2nd Week after Pentecost. Tone eight.
Apostles’ (Peter & Paul) Fast.

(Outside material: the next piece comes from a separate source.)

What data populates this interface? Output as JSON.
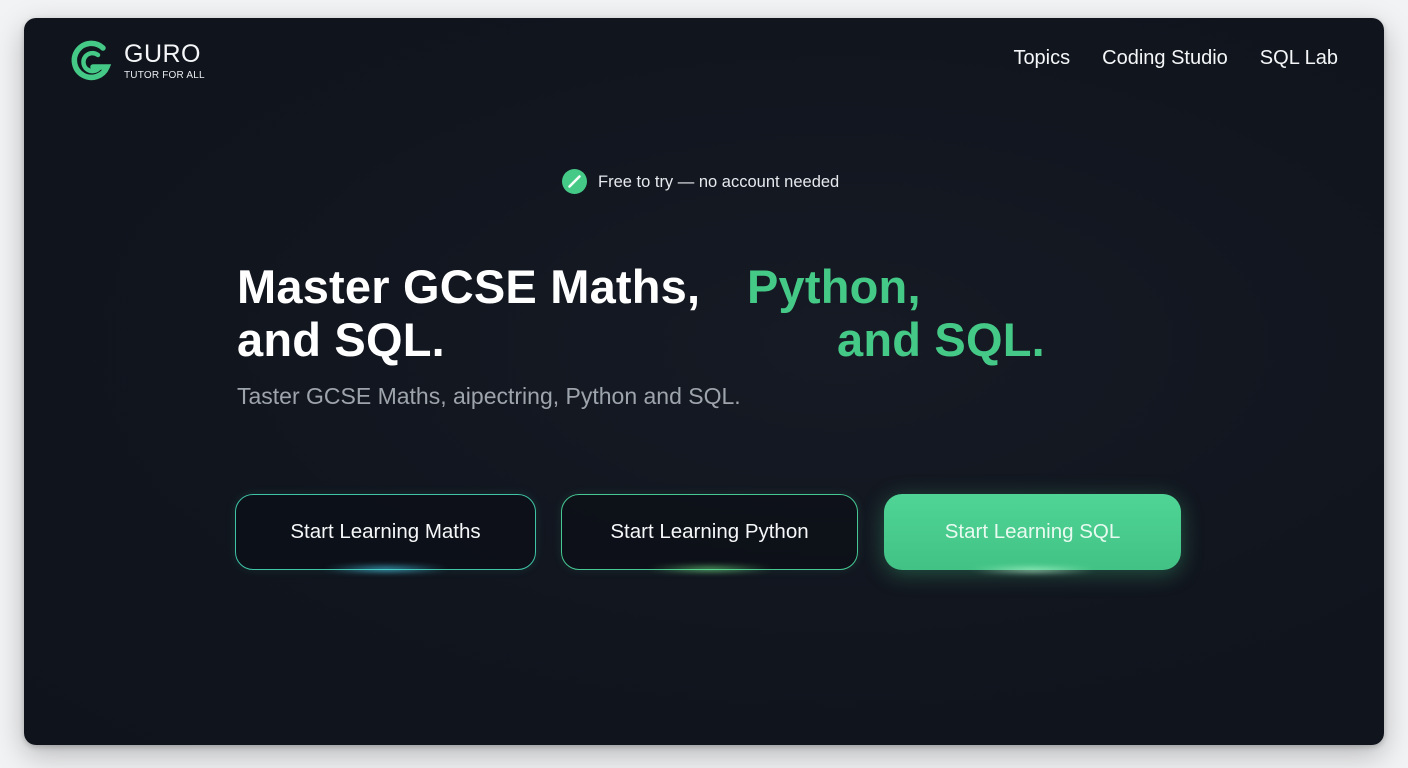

By Monastic Charter: Strict Fast (Bread, Vegetables, Fruits)
Martyr Justin the Philosopher, and those with him at Rome: Martyrs Justin, Chariton and his wife Charita, Euelpistus, Hierax, Peon, Valerian and Justus (166).
Venerable Dionysius, abbot of Glushitsa (Vologda) (1437).
New Hieromartyr Basil priest, Virgin-martyr Vera (1940).
Glorification (1990) of Righteous John of Kronstadt (1908).
Venerable Justin (Popovich) of Chelije in Serbia (1979) (Serbia).
Venerable Agapitus, unmercenary physician of the Kiev Caves (1095).
St. Mertius the Farmer of Myra in Lycia (912).
Martyr Neon (Greek).
Hieromartyr Pyrrhus the Virgin (Greek).
Martyr Firmus of Magus (3rd c.) (Greek).
Martyr Thespesius of Cappadocia (230) (Greek).
Holy Martyrs Shio the New, David, Gabriel and Paul of Gareji (1696) (Georgia).
The Scripture Readings
The Promise Granted Through Faith
13 For the promise that he would be the heir of the world was not to Abraham or to his seed through the law, but through the righteousness of faith. 14 For if those who are of the law are heirs, faith is made void and the promise made of no effect, 15 because the law brings about wrath; for where there is no law there is no transgression.
16 Therefore it is of faith that it might be according to grace, so that the promise might be sure to all the seed, not only to those who are of the law, but also to those who are of the faith of Abraham, who is the father of us all 17 (as it is written, “I have made you a father of many nations”) in the presence of Him whom he believed—God, who gives life to the dead and calls those things which do not exist as though they did; 18 who, contrary to hope, in hope believed, so that he became the father of many nations, according to what was spoken, “So shall your descendants be.” 19 And not being weak in faith, he did not consider his own body, already dead (since he was about a hundred years old), and the deadness of Sarah’s womb. 20 He did not waver at the promise of God through unbelief, but was strengthened in faith, giving glory to God, 21 and being fully convinced that what He had promised He was also able to perform. 22 And therefore “it was accounted to him for righteousness.”
23 Now it was not written for his sake alone that it was imputed to him, 24 but also for us. It shall be imputed to us who believe in Him who raised up Jesus our Lord from the dead, 25 who was delivered up because of our offenses, and was raised because of our justification.
I Never Knew You
21 “Not everyone who says to Me, ‘Lord, Lord,’ shall enter the kingdom of heaven, but he who does the will of My Father in heaven.22 Many will say to Me in that day, ‘Lord, Lord, have we not prophesied in Your name, cast out demons in Your name, and done many wonders in Your name?’ 23 And then I will declare to them, ‘I never knew you; depart from Me, you who practice lawlessness!’